*** Opening DATA SHOWN ***

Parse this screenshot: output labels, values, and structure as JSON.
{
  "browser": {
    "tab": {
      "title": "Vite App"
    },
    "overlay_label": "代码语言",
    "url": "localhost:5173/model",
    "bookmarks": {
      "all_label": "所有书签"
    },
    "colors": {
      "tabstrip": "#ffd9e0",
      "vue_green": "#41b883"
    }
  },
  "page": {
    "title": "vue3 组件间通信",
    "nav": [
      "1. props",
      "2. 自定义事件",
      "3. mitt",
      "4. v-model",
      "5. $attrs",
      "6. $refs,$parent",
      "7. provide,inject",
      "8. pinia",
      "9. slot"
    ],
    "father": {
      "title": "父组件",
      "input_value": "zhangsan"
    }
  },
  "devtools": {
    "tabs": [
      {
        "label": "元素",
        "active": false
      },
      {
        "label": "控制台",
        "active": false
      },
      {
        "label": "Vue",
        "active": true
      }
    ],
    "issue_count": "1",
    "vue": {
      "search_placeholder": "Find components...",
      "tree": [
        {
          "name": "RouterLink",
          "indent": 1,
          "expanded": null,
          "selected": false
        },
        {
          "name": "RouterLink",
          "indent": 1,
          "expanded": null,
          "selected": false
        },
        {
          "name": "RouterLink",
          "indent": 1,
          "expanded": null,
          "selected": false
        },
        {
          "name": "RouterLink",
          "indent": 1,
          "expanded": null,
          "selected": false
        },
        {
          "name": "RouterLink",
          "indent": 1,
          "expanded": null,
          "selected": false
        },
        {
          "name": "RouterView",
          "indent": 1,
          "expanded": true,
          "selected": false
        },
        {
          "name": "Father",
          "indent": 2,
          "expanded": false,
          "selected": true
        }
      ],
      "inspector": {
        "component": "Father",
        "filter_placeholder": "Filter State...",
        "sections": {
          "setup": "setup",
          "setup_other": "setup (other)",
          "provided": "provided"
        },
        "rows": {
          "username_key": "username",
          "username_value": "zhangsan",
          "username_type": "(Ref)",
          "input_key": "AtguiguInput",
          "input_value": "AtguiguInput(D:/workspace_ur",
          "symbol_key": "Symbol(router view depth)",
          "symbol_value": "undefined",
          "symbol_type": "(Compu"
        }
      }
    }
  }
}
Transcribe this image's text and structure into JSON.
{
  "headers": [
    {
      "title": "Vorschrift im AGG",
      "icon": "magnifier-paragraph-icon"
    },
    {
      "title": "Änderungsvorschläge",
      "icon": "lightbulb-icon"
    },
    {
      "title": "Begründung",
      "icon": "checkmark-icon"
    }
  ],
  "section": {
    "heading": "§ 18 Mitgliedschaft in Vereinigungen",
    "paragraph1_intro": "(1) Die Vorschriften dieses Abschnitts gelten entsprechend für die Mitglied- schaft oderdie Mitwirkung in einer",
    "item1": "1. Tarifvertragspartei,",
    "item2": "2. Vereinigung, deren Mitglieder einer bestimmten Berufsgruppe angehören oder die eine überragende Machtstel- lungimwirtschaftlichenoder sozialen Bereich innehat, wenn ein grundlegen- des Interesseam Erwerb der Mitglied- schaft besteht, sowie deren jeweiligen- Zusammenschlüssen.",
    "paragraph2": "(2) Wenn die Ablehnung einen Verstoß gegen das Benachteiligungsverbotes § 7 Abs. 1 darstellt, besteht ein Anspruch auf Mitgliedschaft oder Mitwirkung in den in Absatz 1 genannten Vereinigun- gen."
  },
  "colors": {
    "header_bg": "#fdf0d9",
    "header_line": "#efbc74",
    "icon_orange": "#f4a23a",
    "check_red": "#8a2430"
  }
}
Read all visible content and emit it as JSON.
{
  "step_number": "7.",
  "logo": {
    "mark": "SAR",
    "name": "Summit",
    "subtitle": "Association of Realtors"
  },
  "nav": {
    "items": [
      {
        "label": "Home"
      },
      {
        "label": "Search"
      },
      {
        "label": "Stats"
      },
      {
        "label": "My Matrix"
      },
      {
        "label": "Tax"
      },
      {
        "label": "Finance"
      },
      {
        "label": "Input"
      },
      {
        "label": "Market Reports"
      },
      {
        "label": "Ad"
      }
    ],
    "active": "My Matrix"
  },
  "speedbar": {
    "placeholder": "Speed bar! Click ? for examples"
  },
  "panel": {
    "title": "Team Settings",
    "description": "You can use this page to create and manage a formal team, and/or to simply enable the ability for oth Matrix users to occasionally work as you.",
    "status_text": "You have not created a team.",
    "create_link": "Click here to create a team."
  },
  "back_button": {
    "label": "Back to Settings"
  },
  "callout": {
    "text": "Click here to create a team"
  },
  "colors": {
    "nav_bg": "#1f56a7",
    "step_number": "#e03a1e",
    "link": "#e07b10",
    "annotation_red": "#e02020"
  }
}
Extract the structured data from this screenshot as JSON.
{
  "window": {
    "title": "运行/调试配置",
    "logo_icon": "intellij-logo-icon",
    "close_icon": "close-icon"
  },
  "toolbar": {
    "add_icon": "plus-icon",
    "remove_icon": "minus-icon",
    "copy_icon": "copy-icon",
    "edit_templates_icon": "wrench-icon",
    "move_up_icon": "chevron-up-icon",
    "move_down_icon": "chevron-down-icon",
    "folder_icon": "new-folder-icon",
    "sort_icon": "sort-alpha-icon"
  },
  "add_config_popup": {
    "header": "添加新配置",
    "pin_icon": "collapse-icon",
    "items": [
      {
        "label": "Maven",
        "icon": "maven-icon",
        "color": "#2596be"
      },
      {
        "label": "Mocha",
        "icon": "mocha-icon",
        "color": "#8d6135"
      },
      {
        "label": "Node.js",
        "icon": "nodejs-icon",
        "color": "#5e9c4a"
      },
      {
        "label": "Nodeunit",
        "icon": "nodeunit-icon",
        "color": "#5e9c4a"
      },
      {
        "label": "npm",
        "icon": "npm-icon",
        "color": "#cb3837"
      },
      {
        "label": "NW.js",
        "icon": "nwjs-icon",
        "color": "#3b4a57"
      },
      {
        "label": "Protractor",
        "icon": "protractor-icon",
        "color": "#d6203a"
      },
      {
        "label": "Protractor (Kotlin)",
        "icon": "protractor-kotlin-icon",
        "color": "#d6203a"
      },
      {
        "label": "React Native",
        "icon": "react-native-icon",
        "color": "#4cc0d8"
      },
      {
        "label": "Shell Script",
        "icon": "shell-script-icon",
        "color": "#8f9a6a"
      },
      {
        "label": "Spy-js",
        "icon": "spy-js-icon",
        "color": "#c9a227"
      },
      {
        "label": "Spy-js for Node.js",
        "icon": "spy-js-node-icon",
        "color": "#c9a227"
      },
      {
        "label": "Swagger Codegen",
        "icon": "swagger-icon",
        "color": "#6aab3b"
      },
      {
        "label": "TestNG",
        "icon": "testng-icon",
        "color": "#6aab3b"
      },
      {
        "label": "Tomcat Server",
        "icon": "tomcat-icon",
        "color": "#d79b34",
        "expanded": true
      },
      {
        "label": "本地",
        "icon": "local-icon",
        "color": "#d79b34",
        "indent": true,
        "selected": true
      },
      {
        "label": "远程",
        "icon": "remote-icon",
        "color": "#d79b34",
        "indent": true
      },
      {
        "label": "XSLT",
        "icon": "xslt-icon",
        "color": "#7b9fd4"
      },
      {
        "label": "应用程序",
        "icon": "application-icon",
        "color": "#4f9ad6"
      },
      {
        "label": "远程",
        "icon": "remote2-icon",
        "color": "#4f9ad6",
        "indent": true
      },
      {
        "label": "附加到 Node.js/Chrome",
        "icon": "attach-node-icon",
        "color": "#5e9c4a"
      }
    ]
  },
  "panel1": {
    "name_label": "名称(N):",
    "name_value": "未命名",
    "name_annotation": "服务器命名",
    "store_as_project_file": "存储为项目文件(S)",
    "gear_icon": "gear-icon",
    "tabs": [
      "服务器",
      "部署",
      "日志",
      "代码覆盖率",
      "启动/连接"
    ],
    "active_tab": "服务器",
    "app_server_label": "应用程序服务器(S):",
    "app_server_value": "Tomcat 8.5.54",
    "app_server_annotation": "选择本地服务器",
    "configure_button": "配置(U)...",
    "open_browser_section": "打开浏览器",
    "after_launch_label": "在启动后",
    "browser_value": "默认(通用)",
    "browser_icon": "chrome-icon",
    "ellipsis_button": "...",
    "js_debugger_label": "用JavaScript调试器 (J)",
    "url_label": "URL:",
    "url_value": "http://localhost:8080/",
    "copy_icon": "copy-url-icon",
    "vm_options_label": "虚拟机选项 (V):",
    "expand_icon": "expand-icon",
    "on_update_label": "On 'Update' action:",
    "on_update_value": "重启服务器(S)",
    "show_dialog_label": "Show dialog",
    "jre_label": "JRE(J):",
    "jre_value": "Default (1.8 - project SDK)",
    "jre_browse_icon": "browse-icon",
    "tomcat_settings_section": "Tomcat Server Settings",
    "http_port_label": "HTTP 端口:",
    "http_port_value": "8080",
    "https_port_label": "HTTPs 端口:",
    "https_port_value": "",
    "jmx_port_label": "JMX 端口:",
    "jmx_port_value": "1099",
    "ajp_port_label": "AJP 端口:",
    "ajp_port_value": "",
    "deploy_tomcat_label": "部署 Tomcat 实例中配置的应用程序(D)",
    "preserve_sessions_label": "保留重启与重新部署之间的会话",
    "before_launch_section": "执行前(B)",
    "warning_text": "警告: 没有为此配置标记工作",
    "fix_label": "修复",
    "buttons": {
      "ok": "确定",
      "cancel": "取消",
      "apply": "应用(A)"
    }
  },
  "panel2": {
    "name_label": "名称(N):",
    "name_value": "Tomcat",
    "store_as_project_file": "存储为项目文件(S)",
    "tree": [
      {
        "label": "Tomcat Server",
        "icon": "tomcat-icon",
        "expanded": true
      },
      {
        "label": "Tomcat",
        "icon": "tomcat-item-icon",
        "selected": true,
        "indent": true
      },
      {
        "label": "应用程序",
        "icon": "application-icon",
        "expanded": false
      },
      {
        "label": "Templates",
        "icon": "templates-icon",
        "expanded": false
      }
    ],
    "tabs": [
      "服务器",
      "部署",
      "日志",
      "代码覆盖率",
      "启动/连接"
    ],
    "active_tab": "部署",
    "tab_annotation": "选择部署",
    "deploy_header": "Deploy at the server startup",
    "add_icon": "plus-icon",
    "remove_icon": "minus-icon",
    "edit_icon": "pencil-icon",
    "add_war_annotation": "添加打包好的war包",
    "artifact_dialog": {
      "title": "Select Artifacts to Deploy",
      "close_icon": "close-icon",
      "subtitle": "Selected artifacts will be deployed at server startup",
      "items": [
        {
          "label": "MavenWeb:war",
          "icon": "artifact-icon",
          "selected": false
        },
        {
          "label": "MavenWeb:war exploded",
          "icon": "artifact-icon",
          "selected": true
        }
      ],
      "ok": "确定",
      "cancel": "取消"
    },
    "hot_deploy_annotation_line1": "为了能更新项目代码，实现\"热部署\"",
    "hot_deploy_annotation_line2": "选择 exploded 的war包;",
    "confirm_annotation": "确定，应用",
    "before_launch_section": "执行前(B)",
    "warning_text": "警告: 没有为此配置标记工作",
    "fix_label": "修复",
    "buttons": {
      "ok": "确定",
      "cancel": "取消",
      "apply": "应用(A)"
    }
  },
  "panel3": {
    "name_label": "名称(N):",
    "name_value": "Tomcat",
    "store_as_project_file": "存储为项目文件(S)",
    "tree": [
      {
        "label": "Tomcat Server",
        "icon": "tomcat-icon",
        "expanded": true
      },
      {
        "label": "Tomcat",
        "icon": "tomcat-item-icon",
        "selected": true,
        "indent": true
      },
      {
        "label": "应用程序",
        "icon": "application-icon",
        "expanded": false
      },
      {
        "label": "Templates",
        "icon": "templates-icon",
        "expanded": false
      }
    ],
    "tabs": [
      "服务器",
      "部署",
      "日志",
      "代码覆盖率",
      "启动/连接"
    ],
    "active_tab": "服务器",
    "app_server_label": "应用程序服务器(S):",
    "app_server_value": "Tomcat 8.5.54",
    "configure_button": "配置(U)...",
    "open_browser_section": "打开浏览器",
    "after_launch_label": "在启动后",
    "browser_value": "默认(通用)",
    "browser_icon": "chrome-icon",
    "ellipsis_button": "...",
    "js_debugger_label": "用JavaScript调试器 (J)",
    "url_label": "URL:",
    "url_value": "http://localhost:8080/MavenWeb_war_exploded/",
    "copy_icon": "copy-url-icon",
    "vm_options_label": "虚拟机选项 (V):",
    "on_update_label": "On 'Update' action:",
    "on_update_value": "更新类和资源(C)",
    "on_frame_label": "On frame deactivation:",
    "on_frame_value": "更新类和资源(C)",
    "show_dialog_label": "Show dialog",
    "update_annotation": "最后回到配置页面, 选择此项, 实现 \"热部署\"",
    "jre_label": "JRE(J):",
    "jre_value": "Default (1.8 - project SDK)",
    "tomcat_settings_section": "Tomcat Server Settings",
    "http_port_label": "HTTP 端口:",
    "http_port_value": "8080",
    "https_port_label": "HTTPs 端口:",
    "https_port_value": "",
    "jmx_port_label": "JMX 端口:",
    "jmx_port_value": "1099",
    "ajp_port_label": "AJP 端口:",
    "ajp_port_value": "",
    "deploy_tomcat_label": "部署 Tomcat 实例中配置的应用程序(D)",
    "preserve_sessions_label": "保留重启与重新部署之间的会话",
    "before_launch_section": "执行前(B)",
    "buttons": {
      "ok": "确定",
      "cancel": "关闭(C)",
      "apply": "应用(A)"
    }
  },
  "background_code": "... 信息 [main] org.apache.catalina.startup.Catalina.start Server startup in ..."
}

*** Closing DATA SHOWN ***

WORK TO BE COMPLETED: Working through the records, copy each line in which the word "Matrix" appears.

REPLY TO THE TASK:
        "label": "My Matrix"
    "active": "My Matrix"
    "description": "You can use this page to create and manage a formal team, and/or to simply enable the ability for oth Matrix users to occasionally work as you.",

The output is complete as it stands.